__TASK REQUIREMENTS__
From the records, return each line that has the word "className" in it.

__DATASET EXTRACT__

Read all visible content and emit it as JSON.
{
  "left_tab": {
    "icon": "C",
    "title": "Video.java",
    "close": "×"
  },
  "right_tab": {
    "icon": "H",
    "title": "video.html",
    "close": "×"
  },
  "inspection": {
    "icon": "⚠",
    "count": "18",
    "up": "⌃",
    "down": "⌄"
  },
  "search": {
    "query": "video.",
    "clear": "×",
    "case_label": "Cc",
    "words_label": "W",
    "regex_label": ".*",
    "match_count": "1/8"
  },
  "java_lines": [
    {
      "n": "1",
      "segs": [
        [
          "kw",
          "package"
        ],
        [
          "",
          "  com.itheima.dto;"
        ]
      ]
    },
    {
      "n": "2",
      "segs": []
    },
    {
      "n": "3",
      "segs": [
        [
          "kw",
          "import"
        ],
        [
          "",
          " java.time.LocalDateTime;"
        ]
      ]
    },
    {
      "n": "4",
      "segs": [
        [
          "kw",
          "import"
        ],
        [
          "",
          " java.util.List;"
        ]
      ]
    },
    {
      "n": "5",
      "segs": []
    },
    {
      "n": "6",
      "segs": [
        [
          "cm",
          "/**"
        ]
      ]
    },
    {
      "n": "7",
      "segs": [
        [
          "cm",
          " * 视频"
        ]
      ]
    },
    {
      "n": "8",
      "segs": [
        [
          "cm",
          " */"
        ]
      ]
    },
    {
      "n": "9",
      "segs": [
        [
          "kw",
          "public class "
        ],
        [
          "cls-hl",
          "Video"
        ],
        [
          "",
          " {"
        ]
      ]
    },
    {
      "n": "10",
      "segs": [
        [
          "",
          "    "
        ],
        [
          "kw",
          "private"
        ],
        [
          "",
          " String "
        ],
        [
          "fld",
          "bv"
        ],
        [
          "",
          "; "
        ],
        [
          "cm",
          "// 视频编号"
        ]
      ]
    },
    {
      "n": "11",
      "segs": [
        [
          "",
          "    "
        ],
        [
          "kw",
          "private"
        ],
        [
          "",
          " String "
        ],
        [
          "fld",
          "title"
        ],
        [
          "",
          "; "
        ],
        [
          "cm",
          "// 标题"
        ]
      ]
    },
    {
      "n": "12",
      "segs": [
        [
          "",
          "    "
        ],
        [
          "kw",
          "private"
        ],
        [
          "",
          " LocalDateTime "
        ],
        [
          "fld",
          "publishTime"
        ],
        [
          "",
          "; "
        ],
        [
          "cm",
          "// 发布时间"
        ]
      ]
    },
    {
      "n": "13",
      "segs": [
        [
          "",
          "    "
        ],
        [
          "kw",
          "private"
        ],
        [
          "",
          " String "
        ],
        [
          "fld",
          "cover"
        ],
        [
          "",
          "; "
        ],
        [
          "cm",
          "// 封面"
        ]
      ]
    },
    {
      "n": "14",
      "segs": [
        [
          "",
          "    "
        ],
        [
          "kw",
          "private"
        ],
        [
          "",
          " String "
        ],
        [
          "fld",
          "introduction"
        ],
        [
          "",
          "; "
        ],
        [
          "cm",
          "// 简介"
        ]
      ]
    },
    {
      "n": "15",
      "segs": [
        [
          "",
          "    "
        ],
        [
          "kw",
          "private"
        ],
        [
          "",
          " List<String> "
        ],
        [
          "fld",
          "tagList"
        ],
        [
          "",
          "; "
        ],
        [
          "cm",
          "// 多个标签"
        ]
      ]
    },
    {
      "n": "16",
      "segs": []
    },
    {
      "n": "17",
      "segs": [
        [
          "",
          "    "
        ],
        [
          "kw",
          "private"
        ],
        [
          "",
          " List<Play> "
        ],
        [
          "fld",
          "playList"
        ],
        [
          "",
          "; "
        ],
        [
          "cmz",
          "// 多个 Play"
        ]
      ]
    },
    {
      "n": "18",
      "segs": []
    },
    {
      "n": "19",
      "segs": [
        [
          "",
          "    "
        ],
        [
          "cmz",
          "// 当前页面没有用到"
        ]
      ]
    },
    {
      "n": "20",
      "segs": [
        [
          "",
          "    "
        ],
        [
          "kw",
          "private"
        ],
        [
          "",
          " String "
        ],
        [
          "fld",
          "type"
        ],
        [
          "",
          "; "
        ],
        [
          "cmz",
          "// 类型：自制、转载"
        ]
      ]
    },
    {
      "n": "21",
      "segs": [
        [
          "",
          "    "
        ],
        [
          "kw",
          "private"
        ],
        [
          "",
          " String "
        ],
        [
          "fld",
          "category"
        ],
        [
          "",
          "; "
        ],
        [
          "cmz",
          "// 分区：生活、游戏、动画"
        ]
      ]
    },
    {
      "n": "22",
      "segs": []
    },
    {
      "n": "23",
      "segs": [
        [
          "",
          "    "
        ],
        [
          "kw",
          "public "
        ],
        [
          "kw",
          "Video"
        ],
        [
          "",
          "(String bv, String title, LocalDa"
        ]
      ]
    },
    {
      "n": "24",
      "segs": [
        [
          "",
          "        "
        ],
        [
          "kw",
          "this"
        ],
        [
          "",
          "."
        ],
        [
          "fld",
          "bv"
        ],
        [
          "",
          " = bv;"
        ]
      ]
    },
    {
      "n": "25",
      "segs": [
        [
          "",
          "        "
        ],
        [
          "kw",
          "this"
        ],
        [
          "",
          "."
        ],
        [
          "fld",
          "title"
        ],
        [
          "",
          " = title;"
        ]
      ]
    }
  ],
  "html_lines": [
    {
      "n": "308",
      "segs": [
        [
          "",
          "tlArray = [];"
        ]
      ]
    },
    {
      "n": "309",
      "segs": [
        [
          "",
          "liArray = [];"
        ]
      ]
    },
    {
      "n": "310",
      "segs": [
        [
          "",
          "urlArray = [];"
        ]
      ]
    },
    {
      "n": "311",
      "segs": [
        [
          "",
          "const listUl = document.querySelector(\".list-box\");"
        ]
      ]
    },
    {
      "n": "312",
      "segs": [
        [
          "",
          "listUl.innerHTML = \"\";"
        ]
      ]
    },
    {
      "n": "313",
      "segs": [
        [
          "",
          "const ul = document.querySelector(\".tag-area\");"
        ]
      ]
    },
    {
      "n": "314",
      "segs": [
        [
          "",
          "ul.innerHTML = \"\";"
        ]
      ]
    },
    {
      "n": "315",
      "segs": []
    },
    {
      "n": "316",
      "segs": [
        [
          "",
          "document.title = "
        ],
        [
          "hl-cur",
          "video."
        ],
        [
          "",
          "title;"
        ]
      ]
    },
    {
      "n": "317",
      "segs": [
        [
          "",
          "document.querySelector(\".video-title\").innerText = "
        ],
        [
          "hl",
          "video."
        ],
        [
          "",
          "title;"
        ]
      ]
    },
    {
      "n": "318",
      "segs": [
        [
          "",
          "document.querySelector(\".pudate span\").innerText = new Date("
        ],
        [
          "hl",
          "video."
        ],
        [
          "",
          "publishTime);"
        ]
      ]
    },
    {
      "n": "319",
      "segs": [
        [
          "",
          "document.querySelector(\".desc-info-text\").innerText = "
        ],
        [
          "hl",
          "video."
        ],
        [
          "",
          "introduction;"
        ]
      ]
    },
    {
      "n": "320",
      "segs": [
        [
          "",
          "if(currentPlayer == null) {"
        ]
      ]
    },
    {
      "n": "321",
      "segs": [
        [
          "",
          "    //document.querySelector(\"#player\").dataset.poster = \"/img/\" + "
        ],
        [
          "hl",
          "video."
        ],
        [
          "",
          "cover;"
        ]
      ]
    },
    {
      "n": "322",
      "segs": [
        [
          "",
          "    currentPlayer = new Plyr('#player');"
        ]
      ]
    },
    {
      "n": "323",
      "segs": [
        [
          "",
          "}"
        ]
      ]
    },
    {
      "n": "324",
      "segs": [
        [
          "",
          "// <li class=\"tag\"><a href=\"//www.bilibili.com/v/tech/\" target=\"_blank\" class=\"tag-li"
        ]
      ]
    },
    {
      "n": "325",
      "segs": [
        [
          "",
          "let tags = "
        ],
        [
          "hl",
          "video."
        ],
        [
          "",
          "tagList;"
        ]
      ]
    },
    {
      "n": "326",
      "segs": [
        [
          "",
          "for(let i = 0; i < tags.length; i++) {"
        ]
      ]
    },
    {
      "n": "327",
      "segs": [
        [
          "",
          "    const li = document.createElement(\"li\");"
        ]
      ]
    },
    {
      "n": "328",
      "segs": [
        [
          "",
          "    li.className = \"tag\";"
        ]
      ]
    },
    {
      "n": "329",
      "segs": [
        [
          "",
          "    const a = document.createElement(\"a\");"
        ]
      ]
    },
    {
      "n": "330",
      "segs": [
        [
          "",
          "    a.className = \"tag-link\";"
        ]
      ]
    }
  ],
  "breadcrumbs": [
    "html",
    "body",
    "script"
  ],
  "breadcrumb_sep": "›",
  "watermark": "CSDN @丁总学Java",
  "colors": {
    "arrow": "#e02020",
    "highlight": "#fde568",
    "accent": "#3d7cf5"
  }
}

__ANSWER SECTION__
          "    li.className = \"tag\";"
          "    a.className = \"tag-link\";"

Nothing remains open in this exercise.